The File Viewer has the following areas:


The Title Bar shows the protocol (how RBrowser communicates with the remote host), the host's name and the user name. If the protocol is SFTP, there may be (ns) next to the protocol. That means that RBrowser was not able to get shell access to the remote host and has fallen back to using SFTP only. Some of the more advanced features, like compressing, remote-to-remote file transfers, and recursive file operations will not work in this mode. If you connect with the transcript on, there is usually some error message in the transcript showing why the shell connection failed. For example, some older linux machines do not have good enough shells. These are listed in the TroubleShooting page. Also, shell access may be denied completely for security reasons (this is more common).


The Toolbar is similar to the Finder's: it has navigation buttons to go back/forward to previous folders, or a level up. Next to it are the View Type buttons where you can switch between Icon, List or Column view. Refresh, Info and Delete buttons work just like in the Finder. The Sort button will change the order in which files are displayed based on various attributes (such as name, date, or size). The Filter button gives you a means to see only a subset of the files in the folder. This is very handy when you look for certain files based on type (like Folders only) or extension (like all tiffs, for instance).


This bar displays important information about the state of the file system displayed in the viewer, like available diskspace and number of files in the selected folder. In the right side the two chasing arrows come alive if RBrowser is running a background process in this Site (like loading a folder). These arrows are also a button; you can click it to bring up the Process Panel.
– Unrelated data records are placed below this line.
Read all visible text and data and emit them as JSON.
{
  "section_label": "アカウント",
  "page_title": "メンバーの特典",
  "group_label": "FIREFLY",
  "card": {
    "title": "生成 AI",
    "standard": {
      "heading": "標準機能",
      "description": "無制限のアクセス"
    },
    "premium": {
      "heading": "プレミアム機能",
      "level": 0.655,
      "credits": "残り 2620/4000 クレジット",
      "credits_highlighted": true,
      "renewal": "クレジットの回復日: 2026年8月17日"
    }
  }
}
Icons on the shelf can provide a shortcut to files and folders you access frequently. The shelf always contains your home folder, which is where you keep your own work. You can add or remove other files and folders. If you click on a shelf icon, the viewer will load the selected file. To put a file on the shelf, just drag it from the viewer area and drop it over the empty shelf, where it illuminates as you drag. To remove a file just drag it off. The shelf is resizable by dragging the little button in the bottom.


The bottom area displays the contents of the folders that make up the path shown in the Icon Path. There are two ways to see the files:

1. Column (pictured) - a hierarchical view of the file system where you can see the entire path that is loaded in the File Viewer, but only the file names are shown. The attributes of the selected file are shown in the bottom of the Viewer, as well as in the Inspector Drawer (COMMAND-I).

2. List View - Only the contents of the selected directory are shown in a long format. The names, sizes, modification dates, and permissions of all files are shown.

3. Icon View - The contents of the selected folder are shown as icons. The attributes of the selected file are shown in the bottom of the Viewer, as well as in the Inspector Drawer (COMMAND-I).

<COMMAND>7 will change to Column View; <COMMAND>8 will change the FileViewer to List View; <COMMAND>9 will change the FileViewer to Icon View.

Single clicking on any of the files will select them. Double clicking will open the file in the appropriate application. If you want to see the applications that can open a document with a particular extension, select the file and type
COMMAND-SHIFT-O (as in Capitol o) to bring up the App Selector Panel.

Symbolic Links are always shown in italic font.

The two arrows in the bottom left corner are the History buttons. Using them one can go back to previously visited folders in order. If you want to jump to a folder you visited before, you can call up the History Panel (Viewer/History) and jump directly to a selected folder.

The File Viewer gives you the same interface on the local as well as remote hosts. Also, the file operations are invoked the same way. Use of the File Viewer is very intuitive.

Home Directory

The first space on the shelf will always contain the home folder (or root if there is none). This icon is not removable.


FTP, Public FTP, SFTP, SSH or UNIX. See Site Manager for further explanation.

Host Name

The name of the remote host you are connected to.